Having a real-time overview of stock movements and the capacity to analyze your inventory processes gives you the opportunity to gradually improve the way things are handled. Thanks to the data accumulated by using a barcode system, you can determine which goods are more important to the business, where they should be physically located in the stockroom, etc. Not to mention that you would have accurate information about inventory levels and requirements.
Learn also about ABC Analysis (80/20 Rule) in Inventory Management.
When is it better to use QR codes?
Regular barcodes do offer all of the aforementioned benefits, but there is only one instance when implementing barcodes over QR codes is justified. That is when you already have designated barcode scanners at your disposal. However, if you plan to use a smartphone or a tablet as the scanner, it would be better to pick QR codes. Here are some situations where QR codes beat barcodes any hour of the day:
1. Items that are small in size
QR codes can fit much more information to a much smaller surface than regular barcodes can. That is why QR codes should be preferred over barcodes when tracking small items or items with little surface space available for labeling.
2. Label wear and tear

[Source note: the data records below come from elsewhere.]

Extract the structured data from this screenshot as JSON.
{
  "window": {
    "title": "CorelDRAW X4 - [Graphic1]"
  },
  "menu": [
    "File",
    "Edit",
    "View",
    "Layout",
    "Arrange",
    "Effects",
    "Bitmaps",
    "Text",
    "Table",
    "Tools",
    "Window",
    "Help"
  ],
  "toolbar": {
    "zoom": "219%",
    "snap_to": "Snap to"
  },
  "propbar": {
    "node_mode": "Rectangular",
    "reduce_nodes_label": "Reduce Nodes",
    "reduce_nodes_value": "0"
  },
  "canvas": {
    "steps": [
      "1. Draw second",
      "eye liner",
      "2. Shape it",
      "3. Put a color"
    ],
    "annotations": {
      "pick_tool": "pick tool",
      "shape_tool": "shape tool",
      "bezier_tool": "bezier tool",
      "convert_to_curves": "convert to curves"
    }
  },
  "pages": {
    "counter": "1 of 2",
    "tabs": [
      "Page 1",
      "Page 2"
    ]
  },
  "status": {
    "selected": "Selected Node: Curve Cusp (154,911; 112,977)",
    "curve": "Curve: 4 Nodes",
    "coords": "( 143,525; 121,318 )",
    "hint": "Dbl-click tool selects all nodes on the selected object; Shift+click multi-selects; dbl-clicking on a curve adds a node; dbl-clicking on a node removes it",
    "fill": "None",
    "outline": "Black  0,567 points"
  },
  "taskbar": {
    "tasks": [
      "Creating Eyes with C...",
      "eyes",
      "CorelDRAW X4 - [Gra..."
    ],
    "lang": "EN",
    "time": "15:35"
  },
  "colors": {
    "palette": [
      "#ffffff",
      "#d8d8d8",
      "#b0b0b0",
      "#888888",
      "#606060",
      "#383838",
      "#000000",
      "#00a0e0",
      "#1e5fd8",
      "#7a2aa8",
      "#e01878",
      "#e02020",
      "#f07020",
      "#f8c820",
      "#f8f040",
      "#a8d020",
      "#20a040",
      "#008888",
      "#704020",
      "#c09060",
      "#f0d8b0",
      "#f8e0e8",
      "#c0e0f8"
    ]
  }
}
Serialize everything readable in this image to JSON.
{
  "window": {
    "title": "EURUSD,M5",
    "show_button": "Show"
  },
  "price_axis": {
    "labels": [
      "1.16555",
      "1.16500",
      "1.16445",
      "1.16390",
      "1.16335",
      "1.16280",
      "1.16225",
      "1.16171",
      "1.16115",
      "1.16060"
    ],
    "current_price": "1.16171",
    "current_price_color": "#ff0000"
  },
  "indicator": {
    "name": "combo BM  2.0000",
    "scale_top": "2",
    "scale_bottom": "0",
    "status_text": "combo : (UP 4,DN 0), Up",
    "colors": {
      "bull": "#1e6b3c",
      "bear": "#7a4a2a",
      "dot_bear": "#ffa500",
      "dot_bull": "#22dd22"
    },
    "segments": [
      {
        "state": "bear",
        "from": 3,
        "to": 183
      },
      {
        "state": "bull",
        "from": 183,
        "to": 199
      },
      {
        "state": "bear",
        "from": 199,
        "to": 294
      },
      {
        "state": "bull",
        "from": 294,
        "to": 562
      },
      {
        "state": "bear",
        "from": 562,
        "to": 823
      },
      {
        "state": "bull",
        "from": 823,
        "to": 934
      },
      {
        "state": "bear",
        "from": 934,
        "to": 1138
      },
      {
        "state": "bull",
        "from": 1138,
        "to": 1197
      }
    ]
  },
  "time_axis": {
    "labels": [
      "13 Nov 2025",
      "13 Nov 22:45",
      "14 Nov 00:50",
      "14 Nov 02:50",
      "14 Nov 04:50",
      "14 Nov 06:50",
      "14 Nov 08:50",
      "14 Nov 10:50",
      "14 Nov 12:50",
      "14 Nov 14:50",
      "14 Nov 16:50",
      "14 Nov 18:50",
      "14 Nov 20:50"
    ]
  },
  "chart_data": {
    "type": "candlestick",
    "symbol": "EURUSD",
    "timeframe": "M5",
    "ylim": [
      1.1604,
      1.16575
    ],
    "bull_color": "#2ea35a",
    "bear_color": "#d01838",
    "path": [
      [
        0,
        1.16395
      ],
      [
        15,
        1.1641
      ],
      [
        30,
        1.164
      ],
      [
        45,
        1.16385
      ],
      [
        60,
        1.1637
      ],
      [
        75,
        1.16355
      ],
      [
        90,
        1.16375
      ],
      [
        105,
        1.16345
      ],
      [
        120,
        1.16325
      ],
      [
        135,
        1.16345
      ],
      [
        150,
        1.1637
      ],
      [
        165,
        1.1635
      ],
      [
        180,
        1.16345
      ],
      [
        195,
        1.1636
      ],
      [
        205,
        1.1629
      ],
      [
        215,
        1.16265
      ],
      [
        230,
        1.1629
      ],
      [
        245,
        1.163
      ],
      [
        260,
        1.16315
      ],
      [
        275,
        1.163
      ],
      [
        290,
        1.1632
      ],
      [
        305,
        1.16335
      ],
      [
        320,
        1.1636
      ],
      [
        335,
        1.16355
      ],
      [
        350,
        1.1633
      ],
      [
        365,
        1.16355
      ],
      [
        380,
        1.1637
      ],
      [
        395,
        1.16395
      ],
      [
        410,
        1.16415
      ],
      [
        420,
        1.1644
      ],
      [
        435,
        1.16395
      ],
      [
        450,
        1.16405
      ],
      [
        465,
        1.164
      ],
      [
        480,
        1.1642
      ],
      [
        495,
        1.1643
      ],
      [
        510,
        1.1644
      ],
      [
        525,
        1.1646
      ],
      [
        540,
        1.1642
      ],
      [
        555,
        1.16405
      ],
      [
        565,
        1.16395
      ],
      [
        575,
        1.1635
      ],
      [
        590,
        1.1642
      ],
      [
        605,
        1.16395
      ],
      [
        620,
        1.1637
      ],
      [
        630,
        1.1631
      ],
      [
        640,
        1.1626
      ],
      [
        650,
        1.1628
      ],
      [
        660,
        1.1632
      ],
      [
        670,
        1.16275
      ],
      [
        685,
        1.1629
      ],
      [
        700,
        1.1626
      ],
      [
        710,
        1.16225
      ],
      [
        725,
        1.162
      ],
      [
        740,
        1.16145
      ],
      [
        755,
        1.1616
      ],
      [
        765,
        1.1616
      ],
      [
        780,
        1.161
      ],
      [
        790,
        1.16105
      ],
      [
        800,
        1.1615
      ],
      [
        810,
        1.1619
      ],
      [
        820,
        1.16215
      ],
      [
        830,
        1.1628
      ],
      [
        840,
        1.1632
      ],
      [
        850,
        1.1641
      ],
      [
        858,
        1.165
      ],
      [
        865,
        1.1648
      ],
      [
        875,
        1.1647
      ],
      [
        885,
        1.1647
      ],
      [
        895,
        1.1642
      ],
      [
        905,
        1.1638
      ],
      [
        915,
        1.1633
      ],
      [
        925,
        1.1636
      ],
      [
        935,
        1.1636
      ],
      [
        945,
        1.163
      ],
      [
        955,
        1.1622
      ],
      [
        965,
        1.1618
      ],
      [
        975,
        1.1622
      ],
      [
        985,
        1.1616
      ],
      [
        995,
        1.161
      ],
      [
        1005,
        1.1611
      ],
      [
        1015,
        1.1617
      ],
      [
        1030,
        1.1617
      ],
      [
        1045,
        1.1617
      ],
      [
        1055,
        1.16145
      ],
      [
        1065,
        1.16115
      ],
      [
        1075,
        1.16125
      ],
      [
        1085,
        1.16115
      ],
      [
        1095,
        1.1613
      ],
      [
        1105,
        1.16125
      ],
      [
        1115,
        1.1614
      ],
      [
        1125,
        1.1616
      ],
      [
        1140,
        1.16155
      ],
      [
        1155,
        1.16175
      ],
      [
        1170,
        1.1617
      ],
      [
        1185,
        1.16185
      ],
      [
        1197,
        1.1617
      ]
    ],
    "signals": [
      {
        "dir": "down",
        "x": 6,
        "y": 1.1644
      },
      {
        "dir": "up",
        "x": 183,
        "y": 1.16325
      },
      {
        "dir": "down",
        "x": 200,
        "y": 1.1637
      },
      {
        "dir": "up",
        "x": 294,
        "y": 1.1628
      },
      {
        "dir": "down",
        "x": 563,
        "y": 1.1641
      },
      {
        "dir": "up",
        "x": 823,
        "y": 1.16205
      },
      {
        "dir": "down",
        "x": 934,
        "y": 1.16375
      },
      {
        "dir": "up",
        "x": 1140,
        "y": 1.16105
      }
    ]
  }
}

Handling items can easily damage or stain labels attached to them. The smallest smudge can make a regular barcode unintelligible to scanners, not to mention when a piece of the label is torn. QR codes are much more damage-proof in that way. Even when more than a quarter of a QR code is gone, the label may still be scannable.
3. Scanning with a smart device
If you use a smart device to scan regular barcodes, you will need to have a high-quality label printer and excellent lighting in the facility. QR codes are much less needy and can be easily scanned with tablets and smartphones.
4. Scanning from difficult angles
Barcodes can only be scanned horizontally, from a limited amount of angles. The scanner laser must extend over the whole length of the barcode. QR codes have much more flexibility when it comes to scanning them from different angles.
When deciding to use either QR codes or barcodes, it would be wise to look at the bigger picture behind inventory tracking. The barcoding solution you use should integrate with your inventory management software and your POS system, but the best solution would be a business management software that already has an integrated barcode or QR code module.
- 1D barcodes consist of varied-width vertical lines on a white background. These are used to convey a small amount of information like the SKU code and the price of an item.
- QR codes (also known as 2D barcodes) are two-dimensional codes that typically consist of black squares and dots placed vertically and horizontally on a light background. These codes can be used to convey much more information than regular barcodes.
- Using barcodes or QR codes as an inventory management tool helps companies digitalize and automate their paperwork, reduce human errors, increase productivity, improve traceability, and generate data for better and more informed decision-making.
- Even though barcodes usually do the trick when it comes to managing the inventory of a small business, QR codes are much more reliable and foolproof.
- QR codes are great for smaller items and difficult scanning angles. They are also more failsafe when it comes to staining, tears, or other damage.
You may also like: How to Implement a Barcode Inventory System.